Sterritt, the executive director of the Coastal First Nations, said the decision also reaffirms the long road First Nations been on for the last 45 years. “Many of our leaders have worked tirelessly to get to this point where the Supreme Court of Canada has unanimously recognized our Aboriginal Rights to the land.”
First Nations owe a lot of gratitude to the Tsilhqot’in people, he said. “We thank and honour Chief Roger William, Tsilhqot’in chiefs, elders, community members and his team for their perseverance and unwavering commitment.”
First Nation Completes “Symbolic Blockade” of Douglas Channel In Opposition to Enbridge Northern Gateway Pipeline
HARTLEY BAY, BRITISH COLUMBIA (June 20, 2014) - Members of the Gitga’at First Nation have successfully stretched a crochet “Chain of Hope” across the Douglas Channel as a symbol of their opposition to the Enbridge Northern Gateway pipeline and oil tankers project.

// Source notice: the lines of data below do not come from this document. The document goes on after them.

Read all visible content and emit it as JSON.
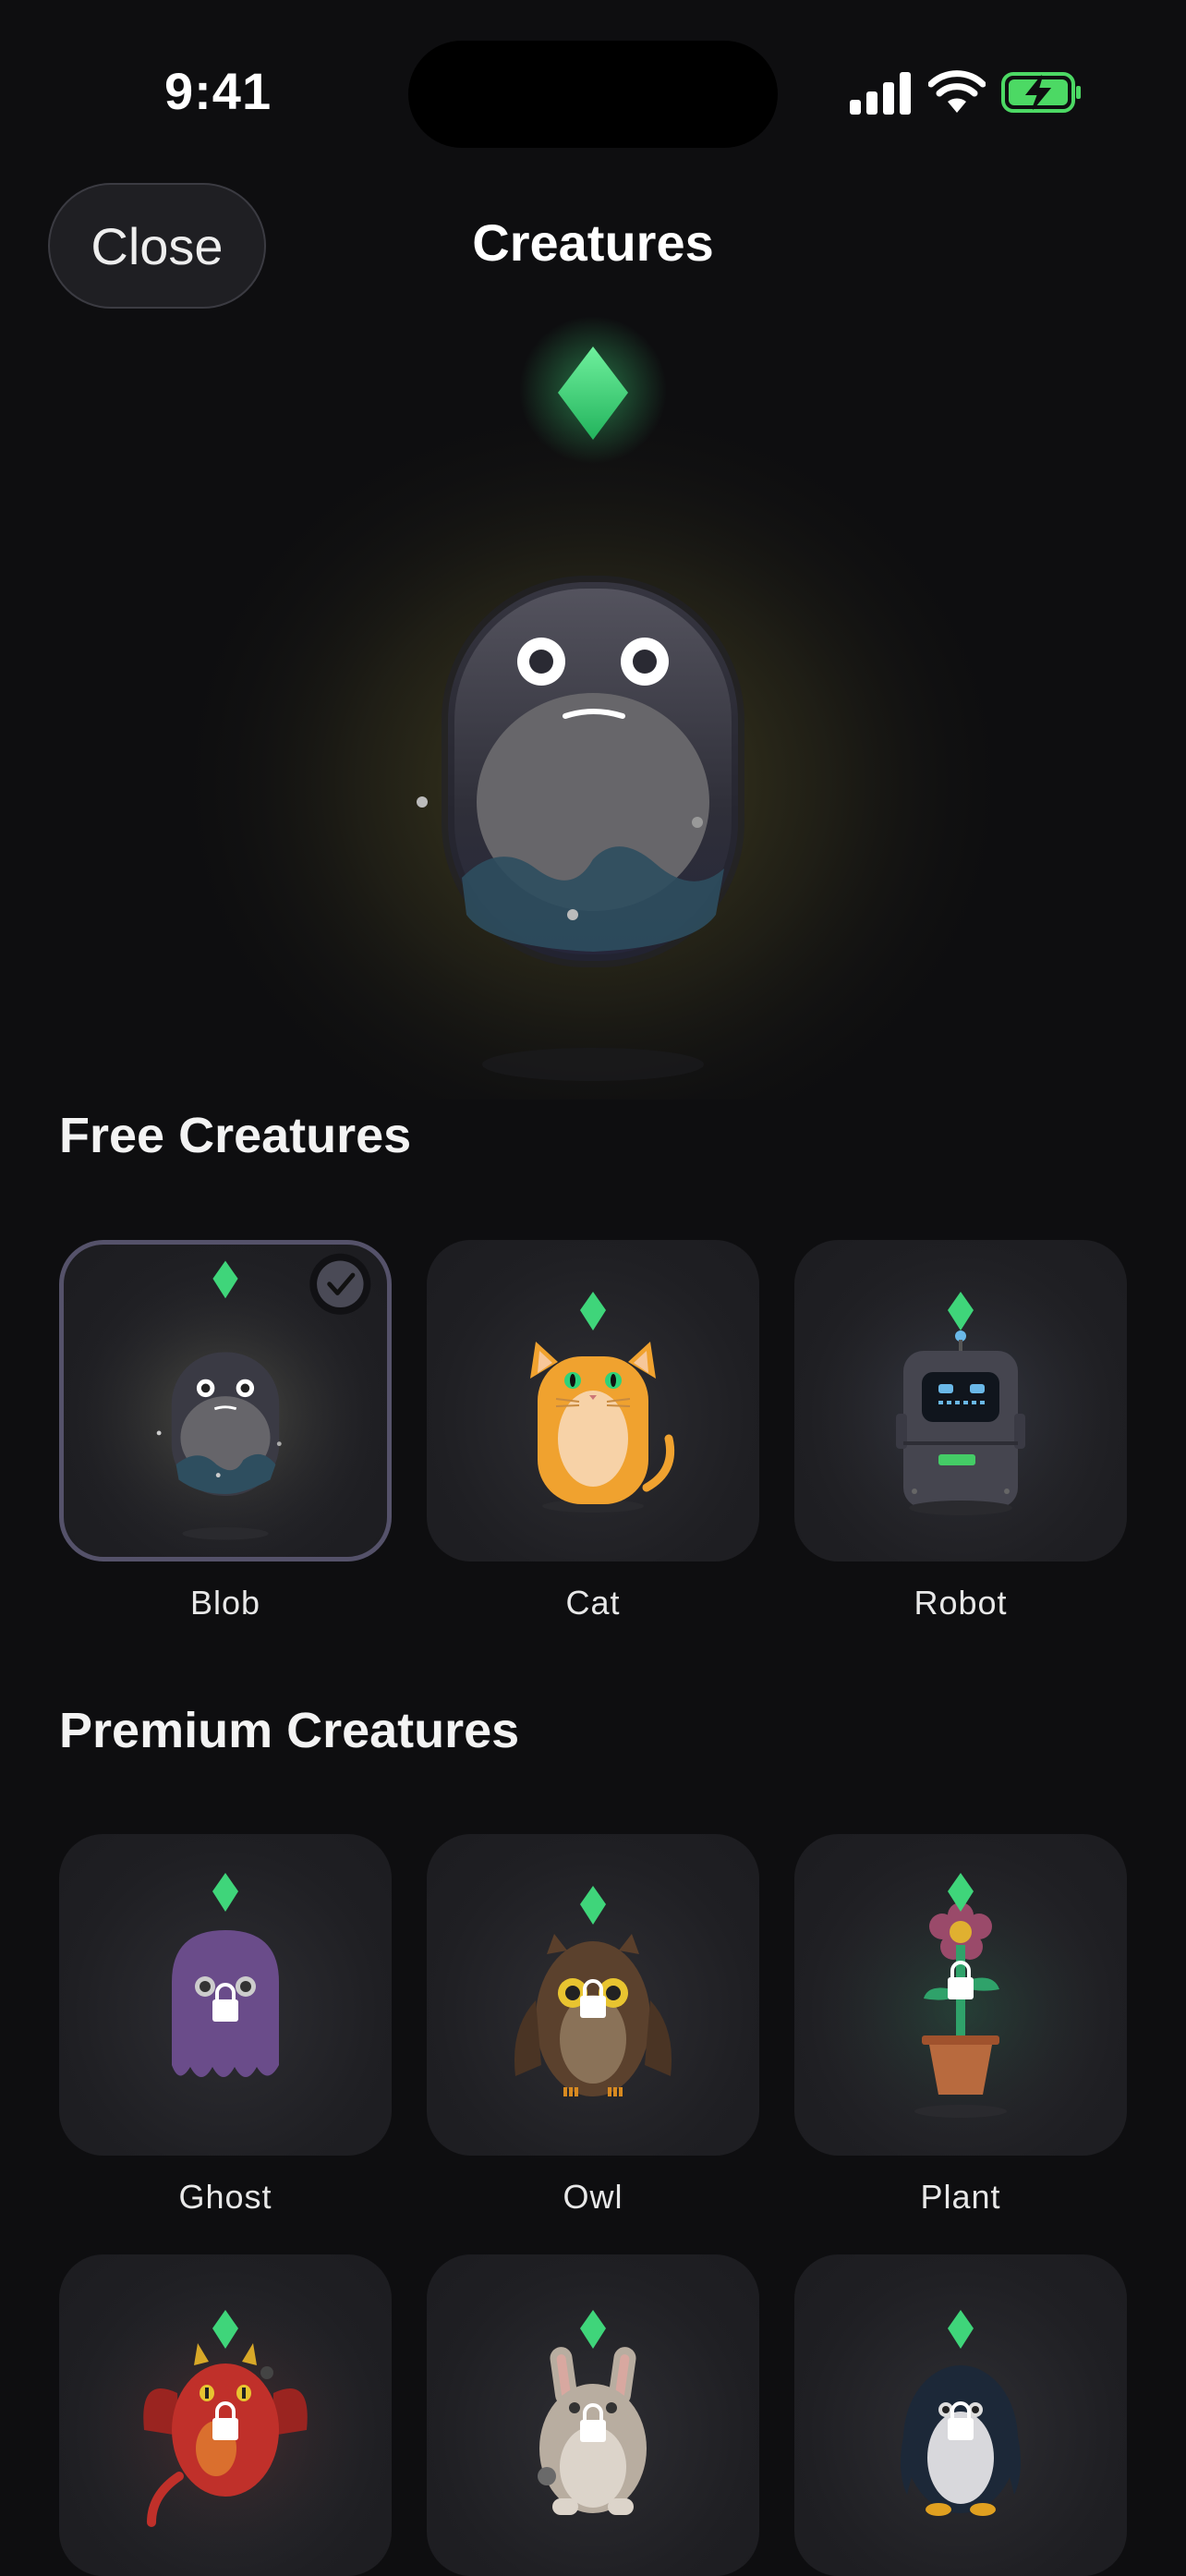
{
  "status_bar": {
    "time": "9:41"
  },
  "nav": {
    "close_label": "Close",
    "title": "Creatures"
  },
  "sections": {
    "free": {
      "title": "Free Creatures",
      "items": [
        {
          "name": "Blob",
          "selected": true,
          "locked": false
        },
        {
          "name": "Cat",
          "selected": false,
          "locked": false
        },
        {
          "name": "Robot",
          "selected": false,
          "locked": false
        }
      ]
    },
    "premium": {
      "title": "Premium Creatures",
      "items": [
        {
          "name": "Ghost",
          "locked": true
        },
        {
          "name": "Owl",
          "locked": true
        },
        {
          "name": "Plant",
          "locked": true
        },
        {
          "name": "Dragon",
          "locked": true
        },
        {
          "name": "Bunny",
          "locked": true
        },
        {
          "name": "Penguin",
          "locked": true
        }
      ]
    }
  },
  "colors": {
    "gem": "#3fd57a",
    "background": "#0e0e10",
    "card": "#1f1f23"
  }
}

A flotilla of boats from the community began the journey at 2pm after inclement weather delayed their launch. Gitga’at women paddled a canoe across the channel in the pouring rain, carrying a giant spool of multicolor crochet wool, interspersed with mementoes and fishing floats with messages written on them.